(Saved entries)
************

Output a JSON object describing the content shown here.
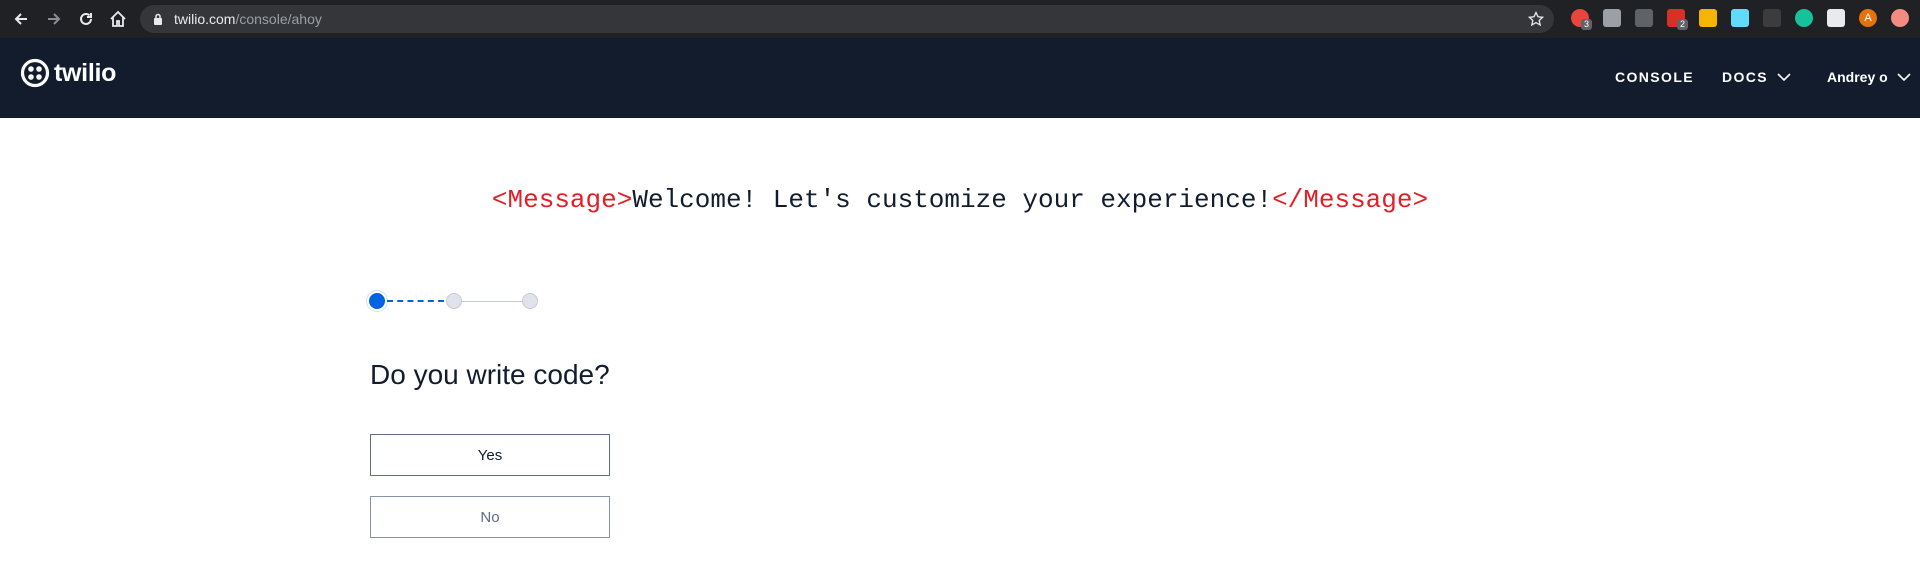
{
  "browser": {
    "url_host": "twilio.com",
    "url_path": "/console/ahoy",
    "back_icon": "arrow-left-icon",
    "forward_icon": "arrow-right-icon",
    "reload_icon": "reload-icon",
    "home_icon": "home-icon",
    "extensions": [
      {
        "name": "extension-red-icon",
        "color": "#e8453c",
        "badge": "3"
      },
      {
        "name": "extension-camera-icon",
        "color": "#9aa0a6",
        "badge": ""
      },
      {
        "name": "extension-rocket-icon",
        "color": "#5f6368",
        "badge": ""
      },
      {
        "name": "extension-todo-icon",
        "color": "#d93025",
        "badge": "2"
      },
      {
        "name": "extension-colorwheel-icon",
        "color": "#f4b400",
        "badge": ""
      },
      {
        "name": "extension-react-icon",
        "color": "#61dafb",
        "badge": ""
      },
      {
        "name": "extension-dark-icon",
        "color": "#3c3c3c",
        "badge": ""
      },
      {
        "name": "extension-grammarly-icon",
        "color": "#15c39a",
        "badge": ""
      },
      {
        "name": "extensions-puzzle-icon",
        "color": "#e8eaed",
        "badge": ""
      },
      {
        "name": "profile-avatar",
        "color": "#e8710a",
        "badge": "",
        "letter": "A"
      },
      {
        "name": "extension-pink-icon",
        "color": "#f28b82",
        "badge": ""
      }
    ]
  },
  "header": {
    "logo_text": "twilio",
    "nav": {
      "console": "CONSOLE",
      "docs": "DOCS",
      "user": "Andrey o"
    }
  },
  "main": {
    "headline_open_tag": "<Message>",
    "headline_text": "Welcome! Let's customize your experience!",
    "headline_close_tag": "</Message>",
    "steps_total": 3,
    "current_step": 1,
    "question": "Do you write code?",
    "answers": {
      "yes": "Yes",
      "no": "No"
    }
  },
  "colors": {
    "header_bg": "#121c2d",
    "accent_blue": "#0263e0",
    "tag_red": "#e31e26"
  }
}
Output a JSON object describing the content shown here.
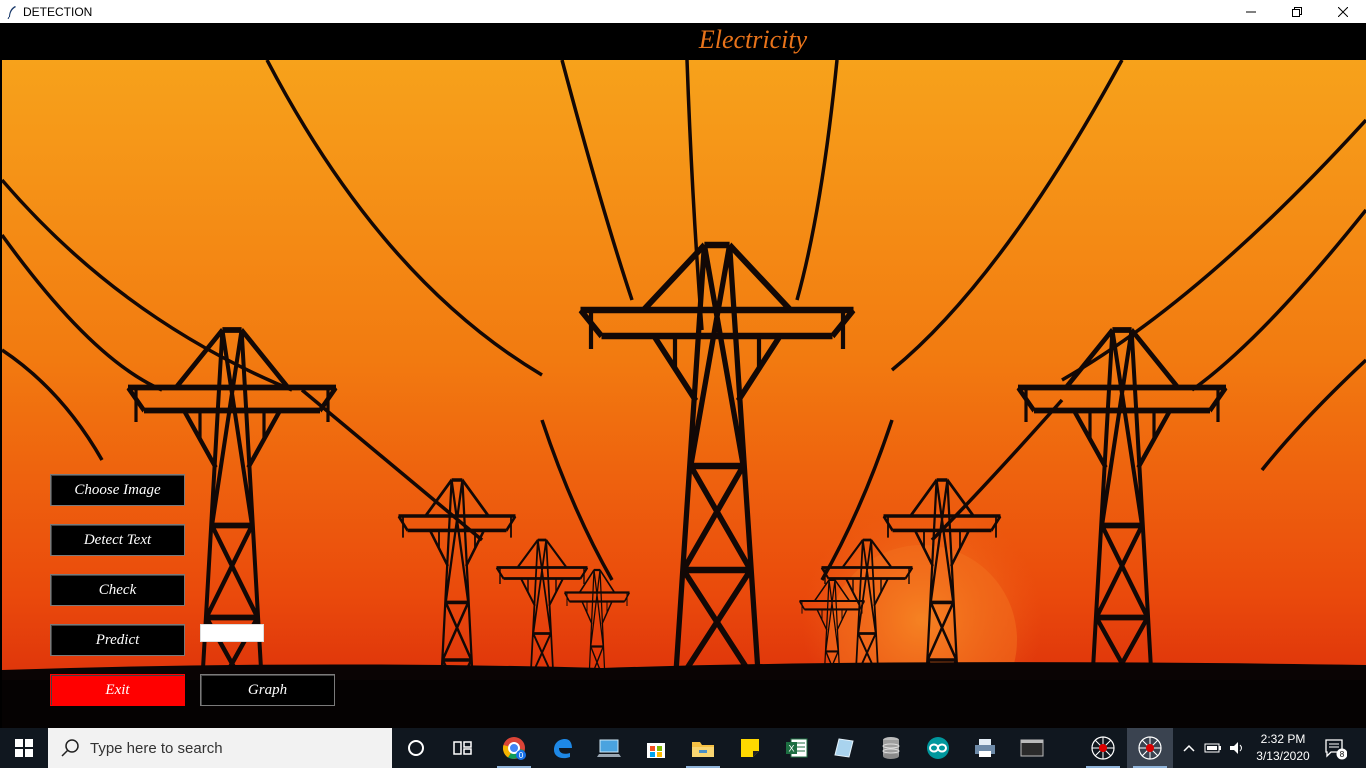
{
  "window": {
    "title": "DETECTION",
    "header_title": "Electricity"
  },
  "buttons": {
    "choose_image": "Choose Image",
    "detect_text": "Detect Text",
    "check": "Check",
    "predict": "Predict",
    "exit": "Exit",
    "graph": "Graph"
  },
  "result_value": "",
  "taskbar": {
    "search_placeholder": "Type here to search",
    "time": "2:32 PM",
    "date": "3/13/2020",
    "notification_count": "8",
    "chrome_badge": "0",
    "apps": [
      "cortana-icon",
      "task-view-icon",
      "chrome-icon",
      "edge-icon",
      "pc-icon",
      "store-icon",
      "file-explorer-icon",
      "sticky-notes-icon",
      "excel-icon",
      "notepad-icon",
      "database-icon",
      "arduino-icon",
      "printer-icon",
      "terminal-icon",
      "spider-icon",
      "spider-active-icon"
    ]
  },
  "colors": {
    "accent_title": "#e8731a",
    "exit_button": "#ff0000",
    "sky_top": "#f7a21b",
    "sky_bottom": "#e5300b"
  }
}
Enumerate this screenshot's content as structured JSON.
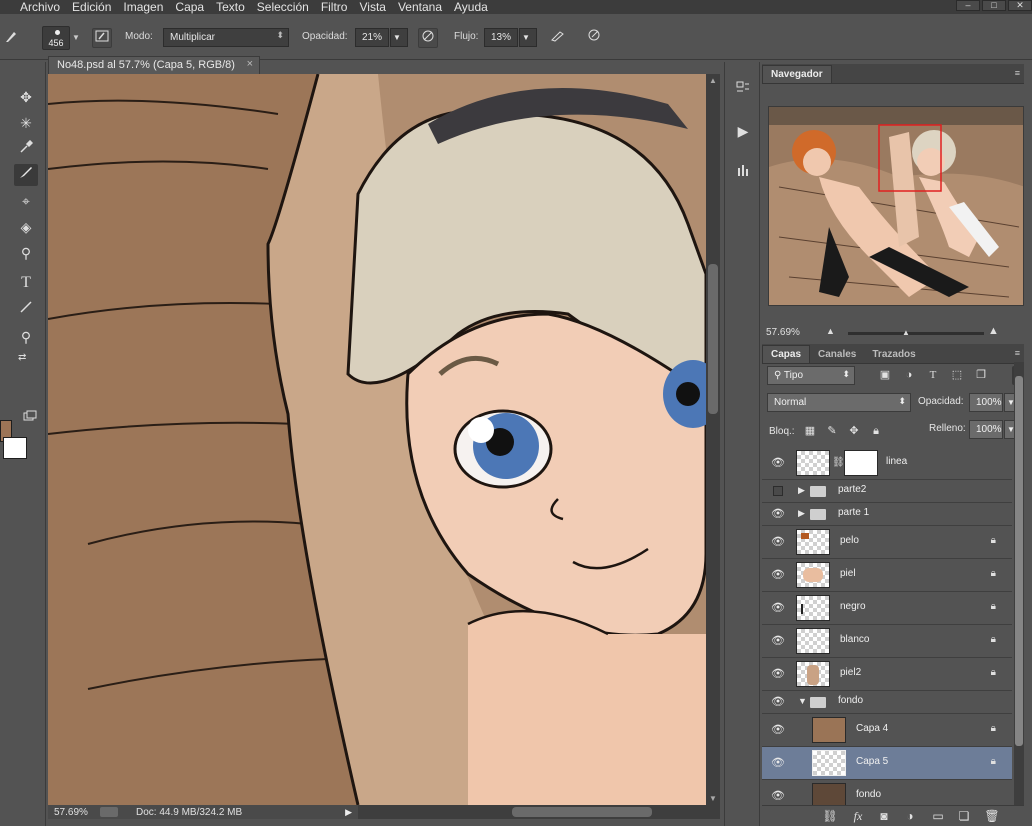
{
  "menubar": {
    "items": [
      "Archivo",
      "Edición",
      "Imagen",
      "Capa",
      "Texto",
      "Selección",
      "Filtro",
      "Vista",
      "Ventana",
      "Ayuda"
    ]
  },
  "options": {
    "brush_size": "456",
    "mode_label": "Modo:",
    "mode_value": "Multiplicar",
    "opacity_label": "Opacidad:",
    "opacity_value": "21%",
    "flow_label": "Flujo:",
    "flow_value": "13%"
  },
  "document": {
    "tab_title": "No48.psd al 57.7% (Capa 5, RGB/8)",
    "zoom": "57.69%",
    "doc_info": "Doc: 44.9 MB/324.2 MB"
  },
  "colors": {
    "foreground": "#9c7456",
    "background": "#ffffff",
    "selected_layer": "#6d7d98"
  },
  "navigator": {
    "title": "Navegador",
    "zoom": "57.69%"
  },
  "layers_panel": {
    "tabs": [
      "Capas",
      "Canales",
      "Trazados"
    ],
    "filter_value": "Tipo",
    "blend_mode": "Normal",
    "opacity_label": "Opacidad:",
    "opacity_value": "100%",
    "lock_label": "Bloq.:",
    "fill_label": "Relleno:",
    "fill_value": "100%",
    "layers": [
      {
        "name": "linea",
        "visible": true,
        "type": "layer-mask",
        "locked": false
      },
      {
        "name": "parte2",
        "visible": false,
        "type": "group",
        "locked": false
      },
      {
        "name": "parte 1",
        "visible": true,
        "type": "group",
        "locked": false
      },
      {
        "name": "pelo",
        "visible": true,
        "type": "layer",
        "locked": true
      },
      {
        "name": "piel",
        "visible": true,
        "type": "layer",
        "locked": true
      },
      {
        "name": "negro",
        "visible": true,
        "type": "layer",
        "locked": true
      },
      {
        "name": "blanco",
        "visible": true,
        "type": "layer",
        "locked": true
      },
      {
        "name": "piel2",
        "visible": true,
        "type": "layer",
        "locked": true
      },
      {
        "name": "fondo",
        "visible": true,
        "type": "group-open",
        "locked": false
      },
      {
        "name": "Capa 4",
        "visible": true,
        "type": "layer",
        "locked": true
      },
      {
        "name": "Capa 5",
        "visible": true,
        "type": "layer",
        "locked": true,
        "selected": true
      },
      {
        "name": "fondo",
        "visible": true,
        "type": "layer",
        "locked": false
      }
    ]
  },
  "icons": {
    "tools": [
      "move-icon",
      "magic-wand-icon",
      "eyedropper-icon",
      "brush-icon",
      "clone-stamp-icon",
      "paint-bucket-icon",
      "zoom-icon",
      "type-icon",
      "line-icon",
      "zoom-icon",
      "swap-colors-icon",
      "screen-mode-icon"
    ],
    "footer": [
      "link-icon",
      "fx-icon",
      "mask-icon",
      "adjustment-icon",
      "folder-icon",
      "new-layer-icon",
      "trash-icon"
    ]
  }
}
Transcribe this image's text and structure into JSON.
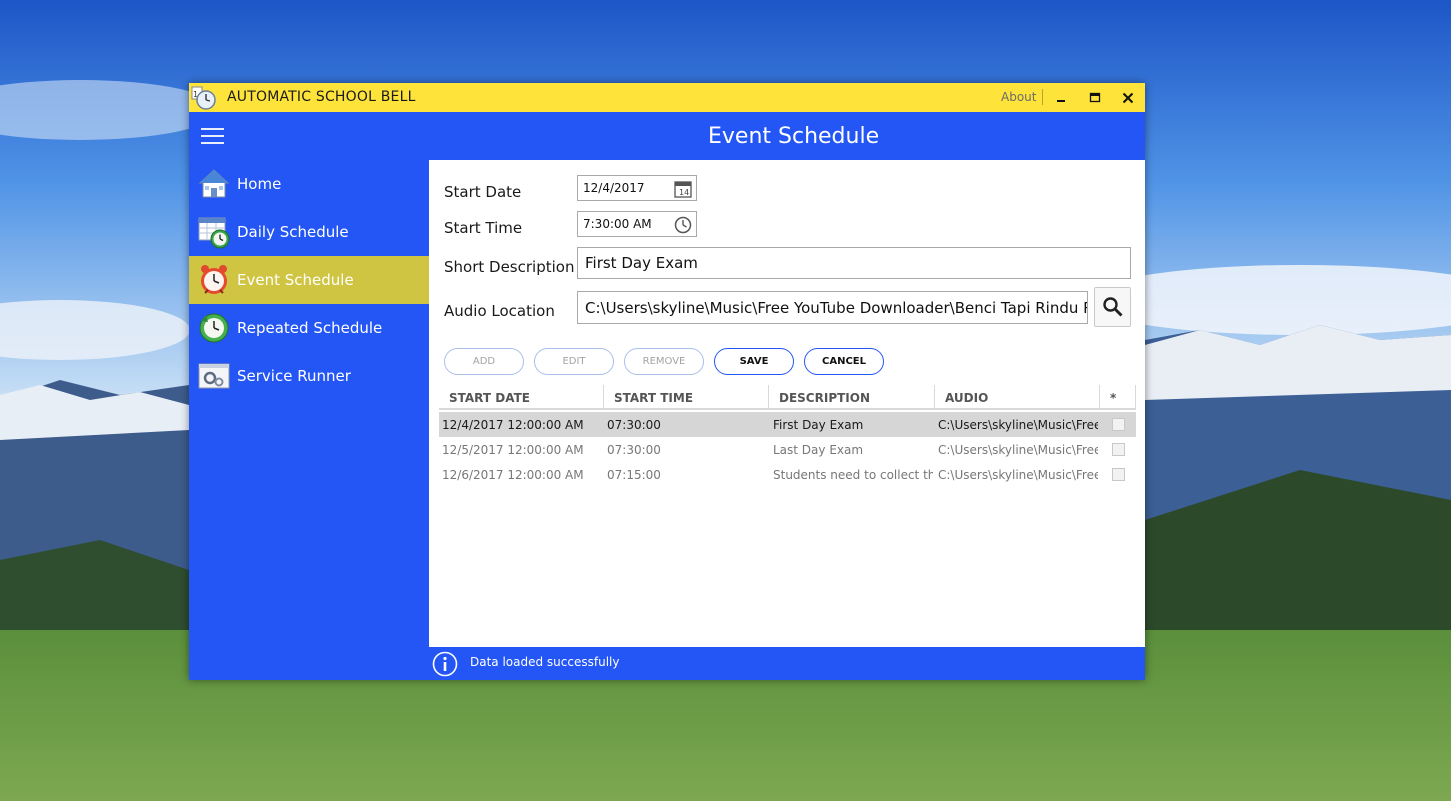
{
  "window": {
    "title": "AUTOMATIC SCHOOL BELL",
    "about_label": "About",
    "minimize_glyph": "▁",
    "maximize_glyph": "▣",
    "close_glyph": "✕"
  },
  "header": {
    "title": "Event Schedule"
  },
  "sidebar": {
    "items": [
      {
        "label": "Home",
        "icon": "house-icon",
        "active": false
      },
      {
        "label": "Daily Schedule",
        "icon": "calendar-clock-icon",
        "active": false
      },
      {
        "label": "Event Schedule",
        "icon": "alarm-clock-icon",
        "active": true
      },
      {
        "label": "Repeated Schedule",
        "icon": "repeat-clock-icon",
        "active": false
      },
      {
        "label": "Service Runner",
        "icon": "service-gear-icon",
        "active": false
      }
    ]
  },
  "form": {
    "start_date_label": "Start Date",
    "start_date_value": "12/4/2017",
    "start_time_label": "Start Time",
    "start_time_value": "7:30:00 AM",
    "short_description_label": "Short Description",
    "short_description_value": "First Day Exam",
    "audio_location_label": "Audio Location",
    "audio_location_value": "C:\\Users\\skyline\\Music\\Free YouTube Downloader\\Benci Tapi Rindu Rin"
  },
  "actions": {
    "add": "ADD",
    "edit": "EDIT",
    "remove": "REMOVE",
    "save": "SAVE",
    "cancel": "CANCEL"
  },
  "grid": {
    "columns": [
      "START DATE",
      "START TIME",
      "DESCRIPTION",
      "AUDIO",
      "*"
    ],
    "rows": [
      {
        "start_date": "12/4/2017 12:00:00 AM",
        "start_time": "07:30:00",
        "description": "First Day Exam",
        "audio": "C:\\Users\\skyline\\Music\\Free Yo",
        "selected": true
      },
      {
        "start_date": "12/5/2017 12:00:00 AM",
        "start_time": "07:30:00",
        "description": "Last Day Exam",
        "audio": "C:\\Users\\skyline\\Music\\Free Yo",
        "selected": false
      },
      {
        "start_date": "12/6/2017 12:00:00 AM",
        "start_time": "07:15:00",
        "description": "Students need to collect their",
        "audio": "C:\\Users\\skyline\\Music\\Free Yo",
        "selected": false
      }
    ]
  },
  "status": {
    "text": "Data loaded successfully",
    "icon": "info-icon"
  },
  "colors": {
    "titlebar": "#fde33a",
    "primary": "#2456f6",
    "active_nav": "#cfc543"
  }
}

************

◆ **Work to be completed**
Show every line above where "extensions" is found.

◆ **Written answer**
    "extensions": [
        "name": "extensions-puzzle-icon",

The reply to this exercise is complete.